A key element of the WoManikin is that the design is open-source, making it as accessible as possible. Rather than manufacture a whole new manikin, training organisations can simply adapt existing dummies.
"Originally, we explored the idea of re-creating a full manikin with breasts but after talking more with various CPR experts we realized the high cost of a manikin made buying a second one cost-prohibitive for independent instructors and local schools. This was one of those times were you have to go back to the drawing board, but the challenging limitations helped you find an even better solution that you had not imagined at first," explains the team at JOAN. "The Womanikin instead became a universal attachment with breasts, made out of easily attainable fabrication materials (neoprene fabric and silicone breasts) that can be applied on to any commonly used CPR manikin. This way, we re-design every existing CPR manikin without asking instructors to carry two different dolls. It was also very important to us to make it open source and release the design patterns for free on the website for any organization to download it and use it in classes right away."
That CPR dummies reflect only male bodies – assuming men as ‘the norm’ and essentially erasing half the planet – is just one example of gender-exclusive design bias. Earlier in the year, activist Caroline Criado Perez published ‘Invisible Women’, a book detailing the ways in which research and design across multiple fields routinely fail women by treating men as ‘the norm’. Google’s speech-recognition software is trained on male voices and is 70% more likely to understand men. Just recently it was revealed that drugs research almost exclusively uses male mice, resulting in drugs that can be sub-optimal for women. Women are more likely to be injured or killed in car collisions because most cars are designed only using crash test dummies based on male proportions, musculature and weight distributions. Volvo, which has been using female crash test dummies since the 90s, released 40 years’ worth of research data for other manufacturers to use.
"There are millions of ways women are treated differently, the more we dig in, the more we find the world has not taken women into consideration. This particular cause, resulted in women dying on the streets with nobody rushing in to help them," says the team at JOAN. "The WoManikin won’t solve everything, but we hope it’s a step in the right direction."
In order to spread the word about WoManikin, the team at JOAN has also created a sharply-design creative campaign that will play out online and via social media. They have also partnered with gender gender equality advocacy organisation, the United State of Women, to launch a new digital and social campaign.

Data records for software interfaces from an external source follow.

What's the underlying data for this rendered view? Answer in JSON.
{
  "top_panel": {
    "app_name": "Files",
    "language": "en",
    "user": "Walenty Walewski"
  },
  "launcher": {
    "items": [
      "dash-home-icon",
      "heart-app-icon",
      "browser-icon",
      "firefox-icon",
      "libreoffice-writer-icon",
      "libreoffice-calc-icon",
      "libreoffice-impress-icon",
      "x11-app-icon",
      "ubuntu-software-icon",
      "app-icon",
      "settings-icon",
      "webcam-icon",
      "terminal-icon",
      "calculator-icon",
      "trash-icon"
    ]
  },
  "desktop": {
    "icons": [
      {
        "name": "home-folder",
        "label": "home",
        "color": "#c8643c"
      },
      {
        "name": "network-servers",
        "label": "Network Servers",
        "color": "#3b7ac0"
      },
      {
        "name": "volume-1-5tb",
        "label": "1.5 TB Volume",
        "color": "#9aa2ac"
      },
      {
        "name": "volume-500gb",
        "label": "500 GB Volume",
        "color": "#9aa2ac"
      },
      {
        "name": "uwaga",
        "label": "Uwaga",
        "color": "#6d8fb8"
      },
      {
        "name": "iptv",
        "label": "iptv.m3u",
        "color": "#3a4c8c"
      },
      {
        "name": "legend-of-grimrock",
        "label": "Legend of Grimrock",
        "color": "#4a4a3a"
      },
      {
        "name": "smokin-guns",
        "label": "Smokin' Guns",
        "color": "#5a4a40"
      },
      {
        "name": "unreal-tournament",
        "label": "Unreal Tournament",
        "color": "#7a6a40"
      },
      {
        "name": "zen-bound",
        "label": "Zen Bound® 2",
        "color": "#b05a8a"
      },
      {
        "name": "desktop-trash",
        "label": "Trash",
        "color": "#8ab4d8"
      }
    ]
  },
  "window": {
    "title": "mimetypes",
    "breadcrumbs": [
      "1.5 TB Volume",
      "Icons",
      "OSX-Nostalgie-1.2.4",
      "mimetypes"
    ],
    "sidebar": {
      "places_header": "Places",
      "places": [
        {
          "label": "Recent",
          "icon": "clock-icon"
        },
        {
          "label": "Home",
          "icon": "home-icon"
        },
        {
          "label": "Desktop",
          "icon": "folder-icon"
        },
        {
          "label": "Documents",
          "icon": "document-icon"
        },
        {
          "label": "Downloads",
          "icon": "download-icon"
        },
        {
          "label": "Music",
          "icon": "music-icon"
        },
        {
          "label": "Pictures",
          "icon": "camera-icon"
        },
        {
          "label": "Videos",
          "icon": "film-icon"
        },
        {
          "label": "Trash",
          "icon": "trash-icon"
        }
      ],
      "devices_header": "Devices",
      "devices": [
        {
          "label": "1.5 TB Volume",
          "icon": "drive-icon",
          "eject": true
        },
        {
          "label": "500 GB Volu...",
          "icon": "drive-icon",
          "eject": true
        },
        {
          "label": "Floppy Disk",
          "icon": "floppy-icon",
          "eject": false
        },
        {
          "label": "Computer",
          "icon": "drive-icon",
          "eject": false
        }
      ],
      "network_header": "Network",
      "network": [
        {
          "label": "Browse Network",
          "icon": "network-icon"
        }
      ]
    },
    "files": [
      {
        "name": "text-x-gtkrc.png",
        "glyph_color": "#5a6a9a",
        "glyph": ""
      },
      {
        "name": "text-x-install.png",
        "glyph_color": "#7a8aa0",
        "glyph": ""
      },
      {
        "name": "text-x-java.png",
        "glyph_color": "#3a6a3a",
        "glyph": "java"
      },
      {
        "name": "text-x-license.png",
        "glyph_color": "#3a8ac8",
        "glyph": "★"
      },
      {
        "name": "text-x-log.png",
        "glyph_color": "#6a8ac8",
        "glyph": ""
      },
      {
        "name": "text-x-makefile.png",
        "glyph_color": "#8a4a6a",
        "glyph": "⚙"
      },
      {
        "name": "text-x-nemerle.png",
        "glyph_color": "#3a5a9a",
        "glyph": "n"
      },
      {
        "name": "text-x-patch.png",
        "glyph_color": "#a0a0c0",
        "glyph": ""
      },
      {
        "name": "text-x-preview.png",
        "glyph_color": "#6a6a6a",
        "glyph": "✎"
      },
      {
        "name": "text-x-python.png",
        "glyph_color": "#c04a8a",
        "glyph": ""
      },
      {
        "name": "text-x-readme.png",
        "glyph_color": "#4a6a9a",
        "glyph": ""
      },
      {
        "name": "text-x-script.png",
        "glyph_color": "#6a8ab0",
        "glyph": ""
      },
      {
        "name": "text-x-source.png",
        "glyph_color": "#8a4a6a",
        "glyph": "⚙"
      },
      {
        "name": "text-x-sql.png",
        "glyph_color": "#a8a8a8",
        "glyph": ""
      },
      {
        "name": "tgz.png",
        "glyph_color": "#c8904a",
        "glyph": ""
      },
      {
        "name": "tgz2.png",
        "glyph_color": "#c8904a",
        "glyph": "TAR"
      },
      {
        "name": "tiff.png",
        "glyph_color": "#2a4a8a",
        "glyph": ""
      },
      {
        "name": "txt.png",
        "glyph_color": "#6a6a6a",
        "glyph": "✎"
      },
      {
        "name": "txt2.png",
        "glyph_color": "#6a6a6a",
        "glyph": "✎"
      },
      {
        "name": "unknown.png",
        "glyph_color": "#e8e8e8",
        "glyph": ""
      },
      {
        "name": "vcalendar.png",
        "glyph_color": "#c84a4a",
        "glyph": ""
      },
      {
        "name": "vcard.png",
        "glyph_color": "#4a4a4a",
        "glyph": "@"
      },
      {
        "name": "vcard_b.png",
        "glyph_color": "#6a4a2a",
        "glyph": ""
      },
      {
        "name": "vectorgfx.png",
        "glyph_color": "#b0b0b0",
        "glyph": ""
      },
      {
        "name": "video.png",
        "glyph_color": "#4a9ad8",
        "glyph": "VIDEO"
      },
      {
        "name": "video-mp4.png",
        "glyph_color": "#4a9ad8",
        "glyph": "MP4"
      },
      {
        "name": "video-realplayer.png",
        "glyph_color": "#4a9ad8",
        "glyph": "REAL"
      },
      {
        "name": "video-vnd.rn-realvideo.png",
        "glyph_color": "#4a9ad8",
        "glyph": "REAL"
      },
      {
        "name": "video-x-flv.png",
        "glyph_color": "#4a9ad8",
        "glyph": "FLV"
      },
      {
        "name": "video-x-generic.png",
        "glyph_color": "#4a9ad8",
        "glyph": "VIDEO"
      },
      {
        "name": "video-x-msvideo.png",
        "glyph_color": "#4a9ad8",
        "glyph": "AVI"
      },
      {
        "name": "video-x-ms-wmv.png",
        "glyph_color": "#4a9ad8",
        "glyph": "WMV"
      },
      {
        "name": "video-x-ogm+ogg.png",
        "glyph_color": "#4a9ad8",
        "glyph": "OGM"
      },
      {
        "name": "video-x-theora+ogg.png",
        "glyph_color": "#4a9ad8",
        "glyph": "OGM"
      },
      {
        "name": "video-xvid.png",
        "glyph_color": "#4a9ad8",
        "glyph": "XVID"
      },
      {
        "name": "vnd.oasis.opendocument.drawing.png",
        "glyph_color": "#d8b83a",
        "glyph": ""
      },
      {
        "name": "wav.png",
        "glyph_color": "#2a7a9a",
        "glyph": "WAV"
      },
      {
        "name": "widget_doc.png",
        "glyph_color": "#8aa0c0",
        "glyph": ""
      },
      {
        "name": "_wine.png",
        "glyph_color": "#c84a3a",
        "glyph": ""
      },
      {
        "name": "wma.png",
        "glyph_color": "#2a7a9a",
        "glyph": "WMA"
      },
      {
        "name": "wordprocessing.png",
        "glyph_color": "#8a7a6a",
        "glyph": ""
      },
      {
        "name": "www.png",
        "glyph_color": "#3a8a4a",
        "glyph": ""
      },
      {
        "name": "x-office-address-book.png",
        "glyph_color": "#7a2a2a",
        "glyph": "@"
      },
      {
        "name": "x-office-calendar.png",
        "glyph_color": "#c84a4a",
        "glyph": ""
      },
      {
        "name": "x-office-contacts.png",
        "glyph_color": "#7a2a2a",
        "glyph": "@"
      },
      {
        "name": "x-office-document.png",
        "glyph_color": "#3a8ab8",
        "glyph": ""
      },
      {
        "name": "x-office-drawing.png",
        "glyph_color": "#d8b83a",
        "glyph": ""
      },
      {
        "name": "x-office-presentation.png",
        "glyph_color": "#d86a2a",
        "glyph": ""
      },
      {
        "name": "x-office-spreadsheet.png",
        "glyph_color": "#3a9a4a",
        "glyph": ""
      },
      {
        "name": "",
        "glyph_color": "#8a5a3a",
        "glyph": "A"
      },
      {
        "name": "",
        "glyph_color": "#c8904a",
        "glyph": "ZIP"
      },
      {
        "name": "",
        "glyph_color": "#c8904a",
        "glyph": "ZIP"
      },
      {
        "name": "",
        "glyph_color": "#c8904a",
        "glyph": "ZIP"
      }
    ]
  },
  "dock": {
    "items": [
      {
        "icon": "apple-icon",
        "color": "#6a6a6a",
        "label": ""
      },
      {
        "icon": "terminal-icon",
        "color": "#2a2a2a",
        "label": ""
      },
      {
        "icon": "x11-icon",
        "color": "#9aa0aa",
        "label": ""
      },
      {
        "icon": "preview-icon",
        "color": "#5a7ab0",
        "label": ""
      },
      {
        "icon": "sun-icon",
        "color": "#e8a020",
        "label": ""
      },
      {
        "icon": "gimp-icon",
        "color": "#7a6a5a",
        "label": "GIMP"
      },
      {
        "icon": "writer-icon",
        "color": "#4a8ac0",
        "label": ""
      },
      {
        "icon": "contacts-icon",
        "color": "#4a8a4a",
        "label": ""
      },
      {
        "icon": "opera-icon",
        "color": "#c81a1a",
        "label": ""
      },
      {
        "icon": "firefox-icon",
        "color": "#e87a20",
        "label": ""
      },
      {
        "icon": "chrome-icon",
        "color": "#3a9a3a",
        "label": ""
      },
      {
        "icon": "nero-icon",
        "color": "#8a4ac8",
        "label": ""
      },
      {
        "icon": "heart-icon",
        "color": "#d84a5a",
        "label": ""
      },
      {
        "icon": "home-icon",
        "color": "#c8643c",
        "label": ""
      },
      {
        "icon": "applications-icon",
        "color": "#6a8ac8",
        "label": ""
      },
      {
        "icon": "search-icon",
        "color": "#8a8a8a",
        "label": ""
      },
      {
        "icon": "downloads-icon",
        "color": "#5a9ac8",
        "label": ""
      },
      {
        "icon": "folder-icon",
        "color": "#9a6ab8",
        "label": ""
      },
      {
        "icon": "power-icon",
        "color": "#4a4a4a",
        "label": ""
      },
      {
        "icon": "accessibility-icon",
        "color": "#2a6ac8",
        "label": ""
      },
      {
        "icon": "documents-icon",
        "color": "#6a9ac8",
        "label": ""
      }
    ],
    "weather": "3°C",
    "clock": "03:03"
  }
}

The campaign, which kicks off for National CPR Awareness Week in the US, and will include a social media challenge through Instagram stories where women share short videos explaining why women often don’t receive CPR. Women will encourage their followers to demand CPR using #GiveMeCPR.
"The United State of Women is thrilled to partner with JOAN on this important campaign to increase access to CPR for all women and girls. We believe the WoManikin is a crucial step towards training all healthcare professionals to perform life-saving care on all people, and to ensure that we move closer to healthcare equity in this country,” says Jordan Brooks, Managing Director and COO of United State of Women.